Structural inequalities and identity processes are pivotal to understanding public response to COVID-19. We discuss how identity processes can be used to promote community-level support, safe normative behaviour, and increase compliance with guidance. However, we caution how government failure to account for structural inequalities can alienate vulnerable groups, inhibit groups from being able to follow guidance, and lead to the creation of new groups in response to illegitimate treatment. Moreover, we look ahead to the longitudinal impacts of inequalities during pandemics and advise government bodies should address identity-based inequalities to mitigate negative relations with the public and subsequent collective protest.


This is an open access article under the terms of the Creative Commons Attribution License, which permits use, distribution and reproduction in any medium, provided the original work is properly cited. https://creativecommons.org/licenses/by/4.0/

Cite as

Templeton, A., Tekin Guven, S., Hoerst, C., Vestergren, S., Davidson, L., Ballentyne, S., Madsen, H. & Choudhury, S. 2020, 'Inequalities and identity processes in crises: Recommendations for facilitating safe response to the COVID-19 pandemic', British Journal of Social Psychology, 59(3), pp. 674-685. https://doi.org/10.1111/bjso.12400

Downloadable citations
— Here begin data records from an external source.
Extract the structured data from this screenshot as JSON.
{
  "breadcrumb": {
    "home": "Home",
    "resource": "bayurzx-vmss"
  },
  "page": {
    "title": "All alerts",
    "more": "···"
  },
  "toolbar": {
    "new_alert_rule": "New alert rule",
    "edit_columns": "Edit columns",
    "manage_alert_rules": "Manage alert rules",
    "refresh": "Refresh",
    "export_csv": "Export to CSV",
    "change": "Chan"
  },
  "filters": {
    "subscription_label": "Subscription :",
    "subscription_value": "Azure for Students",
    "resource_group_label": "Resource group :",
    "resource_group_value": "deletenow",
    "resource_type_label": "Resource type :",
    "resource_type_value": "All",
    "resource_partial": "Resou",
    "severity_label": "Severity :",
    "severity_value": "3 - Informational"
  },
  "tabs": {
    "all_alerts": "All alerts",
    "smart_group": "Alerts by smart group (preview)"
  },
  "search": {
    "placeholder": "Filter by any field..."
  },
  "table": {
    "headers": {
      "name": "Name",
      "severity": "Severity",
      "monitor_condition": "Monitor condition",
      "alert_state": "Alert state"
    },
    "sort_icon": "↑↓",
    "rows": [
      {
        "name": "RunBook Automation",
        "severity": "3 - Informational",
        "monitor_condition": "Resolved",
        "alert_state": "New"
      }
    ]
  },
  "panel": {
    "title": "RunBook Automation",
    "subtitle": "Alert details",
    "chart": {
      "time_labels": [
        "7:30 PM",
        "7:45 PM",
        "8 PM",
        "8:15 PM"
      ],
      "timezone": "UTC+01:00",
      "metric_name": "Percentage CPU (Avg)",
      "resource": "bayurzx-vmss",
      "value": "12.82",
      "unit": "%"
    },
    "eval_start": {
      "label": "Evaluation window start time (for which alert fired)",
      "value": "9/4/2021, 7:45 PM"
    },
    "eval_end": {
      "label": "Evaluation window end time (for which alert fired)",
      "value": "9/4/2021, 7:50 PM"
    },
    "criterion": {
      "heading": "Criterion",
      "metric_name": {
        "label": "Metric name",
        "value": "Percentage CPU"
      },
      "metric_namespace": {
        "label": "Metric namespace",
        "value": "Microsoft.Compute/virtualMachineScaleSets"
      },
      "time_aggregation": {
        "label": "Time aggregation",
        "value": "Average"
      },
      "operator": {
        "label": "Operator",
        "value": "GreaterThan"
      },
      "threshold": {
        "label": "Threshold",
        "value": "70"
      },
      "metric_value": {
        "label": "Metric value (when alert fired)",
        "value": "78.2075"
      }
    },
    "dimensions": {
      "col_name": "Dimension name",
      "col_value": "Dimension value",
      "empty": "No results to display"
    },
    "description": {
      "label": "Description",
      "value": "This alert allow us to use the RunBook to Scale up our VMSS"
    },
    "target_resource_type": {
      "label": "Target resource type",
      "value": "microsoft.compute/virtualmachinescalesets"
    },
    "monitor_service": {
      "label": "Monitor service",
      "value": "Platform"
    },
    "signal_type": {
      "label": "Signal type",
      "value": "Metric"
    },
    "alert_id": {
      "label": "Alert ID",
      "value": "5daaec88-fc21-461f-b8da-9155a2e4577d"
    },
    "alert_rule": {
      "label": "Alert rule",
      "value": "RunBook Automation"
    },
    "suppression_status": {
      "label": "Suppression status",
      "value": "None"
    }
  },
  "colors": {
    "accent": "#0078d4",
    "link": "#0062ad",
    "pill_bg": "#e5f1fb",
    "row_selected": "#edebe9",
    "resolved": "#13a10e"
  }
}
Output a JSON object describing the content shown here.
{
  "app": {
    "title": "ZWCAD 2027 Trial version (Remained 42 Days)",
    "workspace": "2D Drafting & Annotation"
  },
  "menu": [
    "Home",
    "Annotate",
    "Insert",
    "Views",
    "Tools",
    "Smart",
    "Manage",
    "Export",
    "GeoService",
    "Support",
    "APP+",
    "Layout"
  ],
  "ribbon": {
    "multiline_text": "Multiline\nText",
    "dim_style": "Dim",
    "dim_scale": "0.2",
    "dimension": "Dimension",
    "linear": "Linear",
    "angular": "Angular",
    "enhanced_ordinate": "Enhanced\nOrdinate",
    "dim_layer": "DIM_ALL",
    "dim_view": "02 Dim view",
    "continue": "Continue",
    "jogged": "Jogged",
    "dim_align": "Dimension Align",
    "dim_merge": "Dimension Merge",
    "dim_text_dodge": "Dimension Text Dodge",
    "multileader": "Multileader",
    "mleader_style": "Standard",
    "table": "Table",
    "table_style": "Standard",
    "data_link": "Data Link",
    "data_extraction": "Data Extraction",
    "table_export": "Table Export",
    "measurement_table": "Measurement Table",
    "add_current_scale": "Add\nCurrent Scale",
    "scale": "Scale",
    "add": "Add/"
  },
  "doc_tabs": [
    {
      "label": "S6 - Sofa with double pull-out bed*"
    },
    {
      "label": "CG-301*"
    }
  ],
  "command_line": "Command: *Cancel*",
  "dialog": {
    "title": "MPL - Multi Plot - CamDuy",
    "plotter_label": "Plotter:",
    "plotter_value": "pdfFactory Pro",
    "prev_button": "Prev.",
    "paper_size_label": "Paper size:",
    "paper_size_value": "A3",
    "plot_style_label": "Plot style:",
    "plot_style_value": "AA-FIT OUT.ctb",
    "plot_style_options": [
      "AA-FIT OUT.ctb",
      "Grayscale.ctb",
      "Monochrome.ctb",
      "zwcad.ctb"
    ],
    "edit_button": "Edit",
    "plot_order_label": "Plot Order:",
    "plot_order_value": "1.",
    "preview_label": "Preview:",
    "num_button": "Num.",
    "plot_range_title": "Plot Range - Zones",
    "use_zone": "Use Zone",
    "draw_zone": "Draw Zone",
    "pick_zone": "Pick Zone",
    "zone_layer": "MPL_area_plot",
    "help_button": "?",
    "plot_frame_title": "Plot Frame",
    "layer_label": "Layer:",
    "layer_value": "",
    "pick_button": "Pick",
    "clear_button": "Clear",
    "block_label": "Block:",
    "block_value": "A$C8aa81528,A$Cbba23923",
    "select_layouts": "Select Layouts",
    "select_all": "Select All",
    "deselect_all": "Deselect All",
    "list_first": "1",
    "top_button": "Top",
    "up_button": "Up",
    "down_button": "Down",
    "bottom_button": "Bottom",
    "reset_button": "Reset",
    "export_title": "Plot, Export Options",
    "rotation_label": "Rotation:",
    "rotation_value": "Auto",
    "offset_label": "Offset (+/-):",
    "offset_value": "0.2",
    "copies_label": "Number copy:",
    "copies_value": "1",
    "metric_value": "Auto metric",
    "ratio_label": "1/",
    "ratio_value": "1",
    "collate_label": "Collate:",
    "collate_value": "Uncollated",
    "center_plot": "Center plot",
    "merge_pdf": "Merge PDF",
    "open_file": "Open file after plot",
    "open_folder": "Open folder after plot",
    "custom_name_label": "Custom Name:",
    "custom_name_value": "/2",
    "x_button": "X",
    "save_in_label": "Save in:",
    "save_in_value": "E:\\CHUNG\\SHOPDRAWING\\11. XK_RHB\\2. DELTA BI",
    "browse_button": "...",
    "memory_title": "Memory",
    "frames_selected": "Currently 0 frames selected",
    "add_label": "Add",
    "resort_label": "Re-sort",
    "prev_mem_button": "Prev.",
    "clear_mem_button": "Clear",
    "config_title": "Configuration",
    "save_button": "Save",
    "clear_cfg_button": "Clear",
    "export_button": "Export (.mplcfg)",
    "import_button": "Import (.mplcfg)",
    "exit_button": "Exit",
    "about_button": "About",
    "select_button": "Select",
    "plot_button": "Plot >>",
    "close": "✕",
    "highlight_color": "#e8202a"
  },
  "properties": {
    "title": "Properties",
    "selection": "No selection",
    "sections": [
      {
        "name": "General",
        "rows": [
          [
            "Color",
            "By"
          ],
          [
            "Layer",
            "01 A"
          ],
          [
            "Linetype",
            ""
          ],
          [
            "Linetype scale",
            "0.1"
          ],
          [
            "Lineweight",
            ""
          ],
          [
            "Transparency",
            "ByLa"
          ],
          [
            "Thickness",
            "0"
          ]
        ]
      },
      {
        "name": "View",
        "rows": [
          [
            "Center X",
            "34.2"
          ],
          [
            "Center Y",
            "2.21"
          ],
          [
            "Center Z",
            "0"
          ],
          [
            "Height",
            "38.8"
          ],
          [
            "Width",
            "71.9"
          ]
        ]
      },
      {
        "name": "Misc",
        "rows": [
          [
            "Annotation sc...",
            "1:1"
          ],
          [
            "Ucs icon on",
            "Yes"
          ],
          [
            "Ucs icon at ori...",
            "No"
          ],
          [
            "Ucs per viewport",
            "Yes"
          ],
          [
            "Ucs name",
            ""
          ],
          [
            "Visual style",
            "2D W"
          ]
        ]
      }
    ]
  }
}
Download HTML citationHTML Download BIB citationBIB Download RIS citationRIS
Last updated: 17 June 2022
Was this page helpful?